### Task to complete
Look for the word "background". Copy every line of the listing where it occurs.

### Data to use
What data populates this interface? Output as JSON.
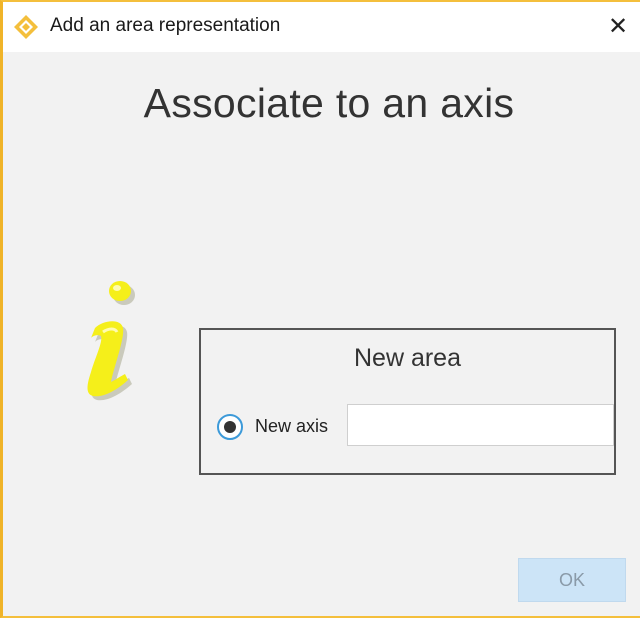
{
  "window": {
    "title": "Add an area representation",
    "close_glyph": "✕",
    "app_icon": "diamond-logo-icon",
    "accent_color": "#f4bf3c"
  },
  "main": {
    "heading": "Associate to an axis",
    "info_icon": "info-icon",
    "info_icon_color": "#f5ef1a"
  },
  "group": {
    "title": "New area",
    "radio_label": "New axis",
    "radio_selected": true,
    "axis_input_value": "",
    "axis_input_placeholder": ""
  },
  "footer": {
    "ok_label": "OK",
    "ok_enabled": false
  }
}
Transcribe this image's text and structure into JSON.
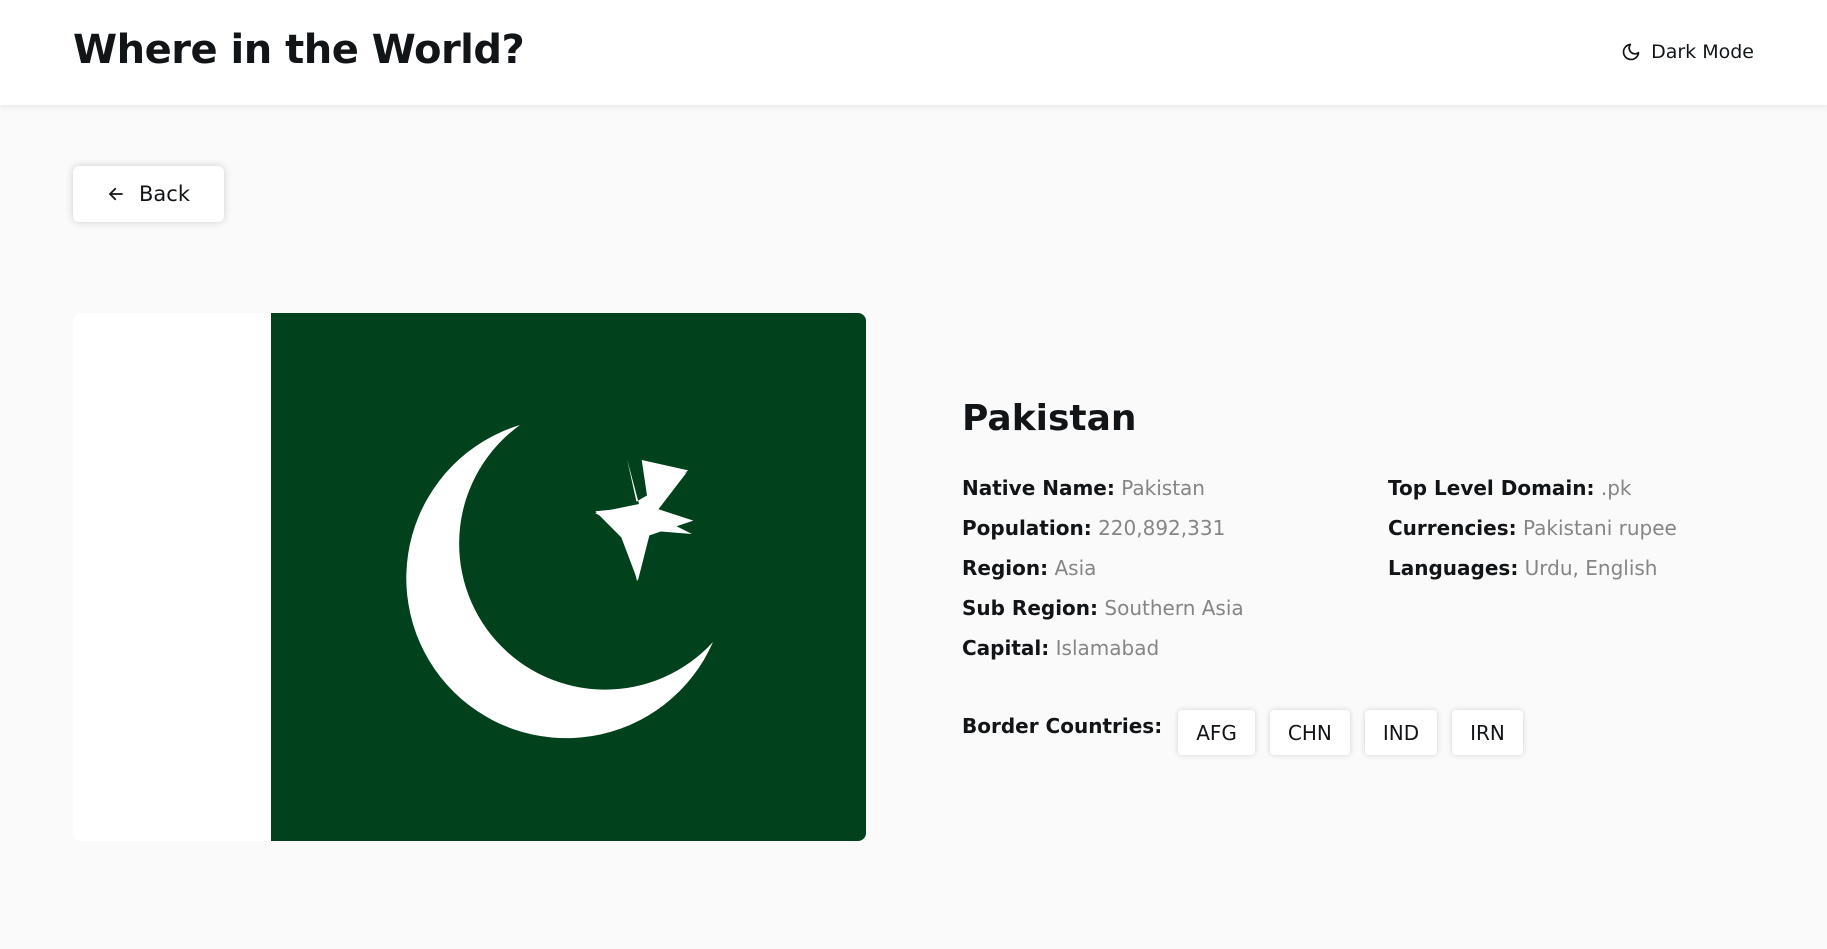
{
  "header": {
    "title": "Where in the World?",
    "theme_toggle_label": "Dark Mode",
    "theme_icon": "moon-icon"
  },
  "back": {
    "label": "Back",
    "icon": "arrow-left-icon"
  },
  "flag": {
    "description_icon": "pakistan-flag",
    "colors": {
      "green": "#01411C",
      "white": "#FFFFFF"
    }
  },
  "country": {
    "name": "Pakistan",
    "left_fields": [
      {
        "label": "Native Name:",
        "value": "Pakistan"
      },
      {
        "label": "Population:",
        "value": "220,892,331"
      },
      {
        "label": "Region:",
        "value": "Asia"
      },
      {
        "label": "Sub Region:",
        "value": "Southern Asia"
      },
      {
        "label": "Capital:",
        "value": "Islamabad"
      }
    ],
    "right_fields": [
      {
        "label": "Top Level Domain:",
        "value": ".pk"
      },
      {
        "label": "Currencies:",
        "value": "Pakistani rupee"
      },
      {
        "label": "Languages:",
        "value": "Urdu, English"
      }
    ],
    "borders_label": "Border Countries:",
    "borders": [
      "AFG",
      "CHN",
      "IND",
      "IRN"
    ]
  },
  "colors": {
    "background": "#FAFAFA",
    "surface": "#FFFFFF",
    "text": "#111517",
    "muted": "#858585"
  }
}
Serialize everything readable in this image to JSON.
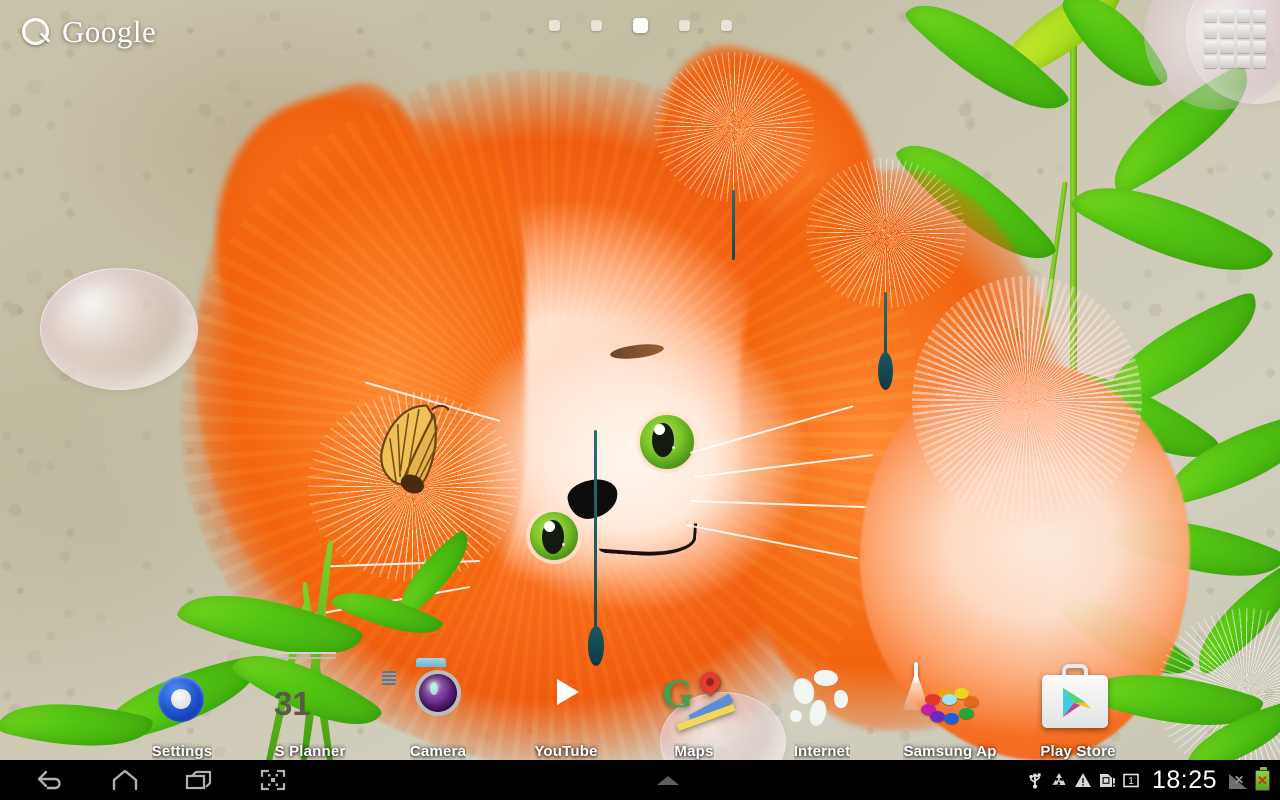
{
  "search_widget": {
    "label": "Google",
    "icon": "search-icon"
  },
  "page_indicator": {
    "total": 5,
    "active_index": 2
  },
  "apps_button": {
    "icon": "apps-grid-icon",
    "label": "Apps"
  },
  "dock": {
    "apps": [
      {
        "label": "Settings",
        "icon": "settings-gear-icon"
      },
      {
        "label": "S Planner",
        "icon": "calendar-icon",
        "day": "31"
      },
      {
        "label": "Camera",
        "icon": "camera-icon"
      },
      {
        "label": "YouTube",
        "icon": "youtube-icon"
      },
      {
        "label": "Maps",
        "icon": "maps-icon",
        "letter": "G"
      },
      {
        "label": "Internet",
        "icon": "globe-icon"
      },
      {
        "label": "Samsung Ap",
        "icon": "samsung-apps-icon"
      },
      {
        "label": "Play Store",
        "icon": "play-store-icon"
      }
    ]
  },
  "navbar": {
    "buttons": [
      {
        "name": "back",
        "icon": "back-arrow-icon"
      },
      {
        "name": "home",
        "icon": "home-icon"
      },
      {
        "name": "recents",
        "icon": "recent-apps-icon"
      },
      {
        "name": "screenshot",
        "icon": "screen-capture-icon"
      }
    ],
    "expand_icon": "chevron-up-icon",
    "status": {
      "icons": [
        {
          "name": "usb-icon",
          "glyph": "USB"
        },
        {
          "name": "sync-icon",
          "glyph": "recycle"
        },
        {
          "name": "warning-icon",
          "glyph": "!"
        },
        {
          "name": "sim-card-icon",
          "glyph": "SIM!"
        },
        {
          "name": "sd-card-icon",
          "glyph": "1"
        }
      ],
      "time": "18:25",
      "signal": {
        "name": "signal-no-service-icon",
        "glyph": "x"
      },
      "battery": {
        "name": "battery-error-icon",
        "glyph": "x",
        "color": "#6fc01e"
      }
    }
  },
  "wallpaper": {
    "description": "Fluffy orange fox among bamboo, dandelions and bubbles",
    "colors": {
      "background": "#c9c3ac",
      "fox": "#f96b1c",
      "leaf": "#54c613",
      "bubble": "#f0d8e2"
    }
  }
}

### Result of this task
    "background": "#FAFAFA",
      "background": "#c9c3ac",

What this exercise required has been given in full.